> _What to work on_: Your result should be every line of the records below that contains the word "JSON".

(Items from an interface collection)
--- START ---

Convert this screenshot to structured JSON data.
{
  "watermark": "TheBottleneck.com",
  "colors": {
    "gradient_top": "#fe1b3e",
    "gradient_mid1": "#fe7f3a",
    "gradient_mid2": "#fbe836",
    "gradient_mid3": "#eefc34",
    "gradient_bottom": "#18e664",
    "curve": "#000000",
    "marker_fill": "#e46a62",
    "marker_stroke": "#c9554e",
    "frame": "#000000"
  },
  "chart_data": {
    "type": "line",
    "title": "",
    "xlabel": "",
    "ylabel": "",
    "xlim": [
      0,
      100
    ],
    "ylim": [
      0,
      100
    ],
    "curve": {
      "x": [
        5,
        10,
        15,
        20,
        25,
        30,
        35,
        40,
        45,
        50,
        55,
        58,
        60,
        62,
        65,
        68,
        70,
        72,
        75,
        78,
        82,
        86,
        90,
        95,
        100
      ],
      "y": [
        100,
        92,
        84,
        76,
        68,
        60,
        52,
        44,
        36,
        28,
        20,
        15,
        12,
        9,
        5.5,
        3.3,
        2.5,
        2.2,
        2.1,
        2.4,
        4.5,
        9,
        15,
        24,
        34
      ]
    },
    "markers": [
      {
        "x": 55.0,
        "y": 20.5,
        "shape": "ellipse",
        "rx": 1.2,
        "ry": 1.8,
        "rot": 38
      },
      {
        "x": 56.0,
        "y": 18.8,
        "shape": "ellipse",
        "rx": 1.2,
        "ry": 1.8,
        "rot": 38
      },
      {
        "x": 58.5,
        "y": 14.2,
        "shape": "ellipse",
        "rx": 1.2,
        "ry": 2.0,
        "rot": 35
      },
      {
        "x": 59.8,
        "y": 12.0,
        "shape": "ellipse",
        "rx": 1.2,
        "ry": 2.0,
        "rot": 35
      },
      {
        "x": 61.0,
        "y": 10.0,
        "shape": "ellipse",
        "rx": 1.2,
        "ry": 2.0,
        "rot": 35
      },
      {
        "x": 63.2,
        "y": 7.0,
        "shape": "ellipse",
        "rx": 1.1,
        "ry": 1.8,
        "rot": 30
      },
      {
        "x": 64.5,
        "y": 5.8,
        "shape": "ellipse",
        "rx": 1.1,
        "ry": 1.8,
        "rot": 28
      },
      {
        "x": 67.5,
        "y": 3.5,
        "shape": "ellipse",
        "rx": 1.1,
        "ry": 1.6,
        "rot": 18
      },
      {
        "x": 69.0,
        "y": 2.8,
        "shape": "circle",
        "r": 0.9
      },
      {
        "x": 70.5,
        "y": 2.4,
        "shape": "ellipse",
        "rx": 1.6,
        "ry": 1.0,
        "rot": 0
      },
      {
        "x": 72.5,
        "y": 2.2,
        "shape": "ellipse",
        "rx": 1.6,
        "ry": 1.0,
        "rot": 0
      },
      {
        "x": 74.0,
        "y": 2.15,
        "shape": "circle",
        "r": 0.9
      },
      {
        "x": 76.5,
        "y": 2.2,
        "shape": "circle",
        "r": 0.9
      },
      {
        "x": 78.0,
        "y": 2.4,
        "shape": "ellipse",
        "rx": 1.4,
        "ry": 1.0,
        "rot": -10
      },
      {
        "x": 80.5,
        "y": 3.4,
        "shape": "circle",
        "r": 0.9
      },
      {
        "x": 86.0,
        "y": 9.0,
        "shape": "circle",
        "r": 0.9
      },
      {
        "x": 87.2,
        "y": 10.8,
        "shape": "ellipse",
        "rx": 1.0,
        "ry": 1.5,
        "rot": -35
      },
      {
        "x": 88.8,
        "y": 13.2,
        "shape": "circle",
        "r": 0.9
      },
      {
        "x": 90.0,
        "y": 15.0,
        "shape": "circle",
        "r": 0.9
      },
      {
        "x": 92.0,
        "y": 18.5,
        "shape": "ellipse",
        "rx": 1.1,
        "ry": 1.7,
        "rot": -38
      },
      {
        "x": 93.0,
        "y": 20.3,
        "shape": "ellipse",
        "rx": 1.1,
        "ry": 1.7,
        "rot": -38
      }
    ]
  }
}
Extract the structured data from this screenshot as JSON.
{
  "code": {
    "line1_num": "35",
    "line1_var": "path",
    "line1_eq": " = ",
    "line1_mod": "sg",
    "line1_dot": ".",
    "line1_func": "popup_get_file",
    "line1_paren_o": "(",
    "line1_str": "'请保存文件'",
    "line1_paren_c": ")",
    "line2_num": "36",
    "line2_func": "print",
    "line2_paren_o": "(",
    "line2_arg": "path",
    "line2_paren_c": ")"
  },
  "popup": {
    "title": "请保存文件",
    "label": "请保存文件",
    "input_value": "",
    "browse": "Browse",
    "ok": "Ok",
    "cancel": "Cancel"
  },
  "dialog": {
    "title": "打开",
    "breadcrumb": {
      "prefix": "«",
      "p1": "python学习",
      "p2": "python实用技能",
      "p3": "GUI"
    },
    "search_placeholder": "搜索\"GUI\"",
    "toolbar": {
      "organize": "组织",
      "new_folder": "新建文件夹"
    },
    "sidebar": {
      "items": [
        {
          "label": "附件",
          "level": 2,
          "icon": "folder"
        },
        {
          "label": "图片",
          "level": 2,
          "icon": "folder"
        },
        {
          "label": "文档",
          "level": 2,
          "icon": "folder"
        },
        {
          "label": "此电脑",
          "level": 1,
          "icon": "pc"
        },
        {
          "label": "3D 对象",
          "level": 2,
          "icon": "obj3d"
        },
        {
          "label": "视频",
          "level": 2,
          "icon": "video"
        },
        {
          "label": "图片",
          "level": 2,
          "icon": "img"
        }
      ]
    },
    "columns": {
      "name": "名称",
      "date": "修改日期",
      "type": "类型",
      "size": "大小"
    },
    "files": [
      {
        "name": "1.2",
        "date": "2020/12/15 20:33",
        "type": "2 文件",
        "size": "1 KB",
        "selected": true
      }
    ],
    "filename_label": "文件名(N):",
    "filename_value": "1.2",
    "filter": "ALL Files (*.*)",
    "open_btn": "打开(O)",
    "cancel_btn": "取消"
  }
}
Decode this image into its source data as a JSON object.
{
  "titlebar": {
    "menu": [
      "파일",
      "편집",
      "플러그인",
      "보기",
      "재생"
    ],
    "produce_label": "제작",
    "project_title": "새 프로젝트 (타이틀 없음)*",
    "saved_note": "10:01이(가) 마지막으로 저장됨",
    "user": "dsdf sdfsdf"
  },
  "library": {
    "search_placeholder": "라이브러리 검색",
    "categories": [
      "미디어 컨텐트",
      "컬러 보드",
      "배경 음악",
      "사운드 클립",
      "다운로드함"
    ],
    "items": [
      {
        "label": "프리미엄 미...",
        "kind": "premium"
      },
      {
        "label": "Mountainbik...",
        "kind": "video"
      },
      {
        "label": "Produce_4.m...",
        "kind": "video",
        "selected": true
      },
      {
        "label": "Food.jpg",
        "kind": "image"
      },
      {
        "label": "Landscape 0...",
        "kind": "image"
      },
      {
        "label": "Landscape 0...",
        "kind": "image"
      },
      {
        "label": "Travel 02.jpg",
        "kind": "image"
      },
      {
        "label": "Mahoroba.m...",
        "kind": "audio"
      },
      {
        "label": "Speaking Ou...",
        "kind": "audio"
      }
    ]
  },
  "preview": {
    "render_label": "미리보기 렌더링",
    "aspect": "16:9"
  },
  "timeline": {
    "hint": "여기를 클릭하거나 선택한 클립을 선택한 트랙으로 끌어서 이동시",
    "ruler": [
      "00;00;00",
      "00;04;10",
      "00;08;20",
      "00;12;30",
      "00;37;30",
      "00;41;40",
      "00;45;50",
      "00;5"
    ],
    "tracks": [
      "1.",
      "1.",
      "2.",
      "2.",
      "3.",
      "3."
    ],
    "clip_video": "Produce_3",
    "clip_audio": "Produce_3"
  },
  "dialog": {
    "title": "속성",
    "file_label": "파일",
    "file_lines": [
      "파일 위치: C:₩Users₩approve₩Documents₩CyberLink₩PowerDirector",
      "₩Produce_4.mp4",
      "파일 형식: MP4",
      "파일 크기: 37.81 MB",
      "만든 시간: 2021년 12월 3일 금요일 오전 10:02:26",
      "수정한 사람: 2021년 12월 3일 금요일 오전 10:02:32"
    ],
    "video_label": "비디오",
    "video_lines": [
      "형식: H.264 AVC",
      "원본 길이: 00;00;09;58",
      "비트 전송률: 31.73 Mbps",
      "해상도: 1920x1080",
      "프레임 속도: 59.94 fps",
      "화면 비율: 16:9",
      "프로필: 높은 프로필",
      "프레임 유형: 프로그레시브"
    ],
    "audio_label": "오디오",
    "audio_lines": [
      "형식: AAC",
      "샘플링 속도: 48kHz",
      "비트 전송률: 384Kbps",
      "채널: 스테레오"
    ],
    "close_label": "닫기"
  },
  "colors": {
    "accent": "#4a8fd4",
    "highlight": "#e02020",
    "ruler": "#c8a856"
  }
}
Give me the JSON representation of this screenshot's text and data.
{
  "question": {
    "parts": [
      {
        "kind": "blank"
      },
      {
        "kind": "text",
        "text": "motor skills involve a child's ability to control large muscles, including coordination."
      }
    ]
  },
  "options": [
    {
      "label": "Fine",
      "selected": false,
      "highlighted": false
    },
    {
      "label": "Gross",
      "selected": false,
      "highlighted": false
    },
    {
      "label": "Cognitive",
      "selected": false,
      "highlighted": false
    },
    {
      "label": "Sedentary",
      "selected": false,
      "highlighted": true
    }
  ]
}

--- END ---

> _Exercise answer_:
Convert this screenshot to structured JSON data.
Extract the structured data from this screenshot as JSON.
Decode this image into its source data as a JSON object.
Give me the JSON representation of this screenshot's text and data.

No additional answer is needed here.